Super Bit Wars reached new heights this year with the highest amount of attendants to ever come to the event.
“It was the largest event in OK gaming that I know of,” said Pooyan “Rice,” one of the tourney organizers.
The event took place all day, March 30th. And players traveled from Kansas to Texas and even Utah to play games and compete for a cumulative pot of nearly $8,500.
Games and buttons were being pressed everywhere. From the newest games like Smash Ultimate and Soul Calibur 6 to truly retro classics like Street Fighter 2, this event brought together competitors for those games but also a community of gamers from all over and of all ages.
When interviewed, multiple competitors and attendees spoke highly of OU’s campus and venue. “I don’t feel claustrophobic at all, this is one of the largest spaces I’ve competed in,” said one competitor who had come with his team for their first year at Super Bit Wars. The event was hosted in the Molly Shi Ballroom at the Oklahoma Memorial Union as well as adjoining rooms to provide more space to compete. “We will definitely be returning next year!” Both he and his team travel across the US to compete in tournaments throughout the year, Super Bit Wars being around their third so far this year.
Others who play in tournaments around Oklahoma gave praise to the organizers of the event whom they knew well from other tournaments. “Those guys are amazing and they’re running this thing so well and on time,” was heard from multiple sources. The sheer friendliness and communal support was felt throughout the event and welcomed newcomers with open arms.
The community and Super Bit Wars itself continues to grow with each year. This year saw numbers upwards of 400+ physical attendees with more than 900+ digital attendees. By broadcasting with commentary, Super Bit Wars was able to reach those who could not be here on OU’s campus.

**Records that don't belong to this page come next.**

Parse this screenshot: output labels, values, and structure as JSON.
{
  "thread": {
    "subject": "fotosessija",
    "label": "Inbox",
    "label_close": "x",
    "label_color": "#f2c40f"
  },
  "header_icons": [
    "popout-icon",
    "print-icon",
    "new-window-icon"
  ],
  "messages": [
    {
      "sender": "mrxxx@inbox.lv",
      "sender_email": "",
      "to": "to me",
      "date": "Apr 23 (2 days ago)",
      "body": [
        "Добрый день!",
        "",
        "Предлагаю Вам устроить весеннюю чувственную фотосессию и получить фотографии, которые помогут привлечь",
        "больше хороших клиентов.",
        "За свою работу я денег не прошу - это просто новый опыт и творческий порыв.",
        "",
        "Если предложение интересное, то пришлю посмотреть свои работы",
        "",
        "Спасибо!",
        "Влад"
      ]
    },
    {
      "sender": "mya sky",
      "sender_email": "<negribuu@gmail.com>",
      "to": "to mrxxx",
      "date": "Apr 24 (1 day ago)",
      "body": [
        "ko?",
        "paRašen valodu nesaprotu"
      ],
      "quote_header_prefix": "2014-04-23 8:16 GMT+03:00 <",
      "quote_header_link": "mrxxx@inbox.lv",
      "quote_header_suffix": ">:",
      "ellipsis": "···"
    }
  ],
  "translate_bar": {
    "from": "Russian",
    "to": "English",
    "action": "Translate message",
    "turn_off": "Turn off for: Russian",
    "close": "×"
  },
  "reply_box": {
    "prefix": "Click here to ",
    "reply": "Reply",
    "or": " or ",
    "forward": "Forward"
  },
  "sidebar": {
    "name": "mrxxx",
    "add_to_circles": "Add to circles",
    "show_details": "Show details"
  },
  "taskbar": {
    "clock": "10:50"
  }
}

And despite the large turnout, multiple events, and even a minor power outage, the event was able to run well and even on time. There were many memorable moments: the crowd, the chants, and not to mention the high level of gameplay.
State rivalries were on proud display. Trash talk was shouted across the aisle of chairs facing the main stage. “Kansas4ever” was a common tag or battle flag for those coming from the northern border state to play Smash Ultimate.
One instance of this rivalry was during this match when a spectator yelled out something along the lines of, “I don’t care if he’s my cousin. Destroy him!”
His cousin was presumably from Kansas.
But Pooyan says there is mutual respect between the nearby states.
“Even after the cheering and trash talk, everyone was able to congratulate each other and have a good laugh.”
The results of the tournament can be found on the event page. More Local players, MVD and Ray Bone Killah, took first in Smash Ultimate and third in Tekken 7 respectively.
When answering about how he felt during the tournament, MVD was confident and cool. He later played a great Grand Finals set with Awestin.
But at the end of the day, win or lose, the important thing was bringing together a community.
Because, as with every Super Bit Wars, this year’s event was in honor of Forrest “Solidus” Sharp, an OU student who helped originate the event in the hope of uniting the Oklahoma FGC.
This article was written in collaboration between two of our writers, Courtney Johnson, and Matthew Viriyapah.